The Church Street South Extension Bridge, which extends over the rail yard at Union Station to connect Union Avenue to Sargent Drive, will open this December, more than six months ahead of schedule.
City officials said Thursday that the new route will allow Church Street to act as a gateway to downtown New Haven and better connect the area to the waterfront. The project is costing the state of Connecticut $33 million.
“The key is that you have a lot of ways to get in and out of the center of the city,” Scott Healy ’96, the executive director of the Town Green Special Services District, said.
The bridge, constructed by O & G Industries, Inc., is 1,280 ft. long and 53 ft. wide, with one lane of traffic in each direction and two bike lanes. David Oneglia, the company’s president, said the 880 ton truss of the bridge was built on the ground and then picked up and placed over the yard in one motion to avoid interfering with train traffic.
Oneglia said this project was free of many of the pitfalls of his company’s usual construction jobs. Often traffic congestion makes delivering supplies difficult, working hours are restricted, and his workers face the constant danger of traffic just a few feet away, he said.
“It was a big relief for a lot of the guys, to be able to go to work and work like a gentleman and not like an animal,” Oneglia said.
Oneglia said construction on the bridge is almost complete and would be ready for traffic in another week or two but that the bridge will not open for another two months — about six months ahead of schedule. He said his company had finished the job early because the necessary equipment was already at the rail yard from a previous job. In addition, he said, they received good cooperation from rail officials and others at the site.
New Haven Economic Development Administrator Henry Fernandez LAW ’94 said the bridge will connect the waterfront to downtown and will join the Hill section of the city to Long Wharf.
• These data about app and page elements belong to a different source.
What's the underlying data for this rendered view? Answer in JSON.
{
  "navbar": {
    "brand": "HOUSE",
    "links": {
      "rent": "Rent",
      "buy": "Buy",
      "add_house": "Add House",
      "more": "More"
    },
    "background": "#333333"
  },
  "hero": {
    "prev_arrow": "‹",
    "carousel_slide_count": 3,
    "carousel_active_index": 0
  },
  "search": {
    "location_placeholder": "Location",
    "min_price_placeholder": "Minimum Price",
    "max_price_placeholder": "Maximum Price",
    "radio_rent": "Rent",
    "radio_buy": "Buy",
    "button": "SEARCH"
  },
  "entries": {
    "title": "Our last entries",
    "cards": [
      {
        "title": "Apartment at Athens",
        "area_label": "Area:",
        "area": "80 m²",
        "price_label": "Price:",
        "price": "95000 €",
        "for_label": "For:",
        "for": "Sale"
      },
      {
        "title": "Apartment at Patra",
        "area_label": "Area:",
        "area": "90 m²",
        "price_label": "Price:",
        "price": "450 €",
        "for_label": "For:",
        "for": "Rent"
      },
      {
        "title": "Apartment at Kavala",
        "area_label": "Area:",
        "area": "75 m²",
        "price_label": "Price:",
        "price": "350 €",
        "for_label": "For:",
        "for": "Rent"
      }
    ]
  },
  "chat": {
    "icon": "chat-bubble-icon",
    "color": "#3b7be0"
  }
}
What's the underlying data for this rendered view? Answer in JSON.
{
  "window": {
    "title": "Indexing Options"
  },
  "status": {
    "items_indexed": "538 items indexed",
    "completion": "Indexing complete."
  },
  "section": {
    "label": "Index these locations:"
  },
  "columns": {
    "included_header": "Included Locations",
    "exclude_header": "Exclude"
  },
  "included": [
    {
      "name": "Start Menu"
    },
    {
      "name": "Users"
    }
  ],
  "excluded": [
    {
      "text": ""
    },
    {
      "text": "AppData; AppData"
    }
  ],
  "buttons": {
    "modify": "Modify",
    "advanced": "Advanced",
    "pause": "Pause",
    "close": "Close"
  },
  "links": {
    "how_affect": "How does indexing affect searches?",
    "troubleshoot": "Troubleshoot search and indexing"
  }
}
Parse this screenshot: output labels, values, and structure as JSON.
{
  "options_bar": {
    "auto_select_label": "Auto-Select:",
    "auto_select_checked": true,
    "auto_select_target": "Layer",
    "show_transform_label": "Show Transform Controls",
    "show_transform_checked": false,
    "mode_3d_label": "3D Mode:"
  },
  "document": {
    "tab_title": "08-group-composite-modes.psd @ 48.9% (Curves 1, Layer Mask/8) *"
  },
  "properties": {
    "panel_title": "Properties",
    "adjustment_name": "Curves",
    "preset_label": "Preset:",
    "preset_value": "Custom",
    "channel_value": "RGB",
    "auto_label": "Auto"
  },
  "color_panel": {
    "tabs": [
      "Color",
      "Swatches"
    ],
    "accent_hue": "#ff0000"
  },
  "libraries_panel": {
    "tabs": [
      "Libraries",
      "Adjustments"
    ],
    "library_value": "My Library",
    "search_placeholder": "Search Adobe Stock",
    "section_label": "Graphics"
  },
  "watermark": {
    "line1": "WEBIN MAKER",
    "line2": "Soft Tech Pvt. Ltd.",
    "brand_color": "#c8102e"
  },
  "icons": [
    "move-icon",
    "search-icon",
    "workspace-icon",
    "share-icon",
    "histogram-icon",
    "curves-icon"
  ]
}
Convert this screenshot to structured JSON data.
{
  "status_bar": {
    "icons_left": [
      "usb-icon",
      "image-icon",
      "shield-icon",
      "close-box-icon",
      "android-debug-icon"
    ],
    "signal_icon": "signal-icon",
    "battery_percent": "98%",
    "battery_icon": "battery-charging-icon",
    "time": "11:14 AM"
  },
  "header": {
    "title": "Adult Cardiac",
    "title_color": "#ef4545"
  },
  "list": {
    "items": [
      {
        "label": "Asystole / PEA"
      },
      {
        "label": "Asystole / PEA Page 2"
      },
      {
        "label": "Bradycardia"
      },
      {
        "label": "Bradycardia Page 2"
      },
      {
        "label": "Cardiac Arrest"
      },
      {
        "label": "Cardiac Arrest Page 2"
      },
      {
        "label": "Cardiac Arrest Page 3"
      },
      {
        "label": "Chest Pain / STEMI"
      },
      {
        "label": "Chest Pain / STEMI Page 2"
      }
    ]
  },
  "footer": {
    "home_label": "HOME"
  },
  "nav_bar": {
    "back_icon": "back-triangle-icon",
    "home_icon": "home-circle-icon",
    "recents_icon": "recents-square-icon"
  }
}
Calling the bridge “a pretty significant tool,” he said it should bring substantial development to the area over the next 10 years, yielding business and residential growth to Church Street, and connecting water, rail and road transportation in the city.
One other major advantage of the bridge, Healy said, is that it will connect downtown and the new IKEA store, scheduled to be completed by June 16, 2004. Healy said the store is “a huge regional draw” that will bring people in from as far away as Springfield and the suburbs of New York City. Healy said the bridge could also provide a more viable path for bikers.
Connecting these two parts of New Haven has been on the city’s agenda for over a century. Healy said the Elm City has been looking to create a boulevard to the waterfront since 1900.
Fernandez said New Haven’s Ninth Square was actually on the harbor when the city was originally founded. Over time, the area was filled in and the waterfront receded to its current location.
“Really it’s kind of going back to go forward,” Fernandez said.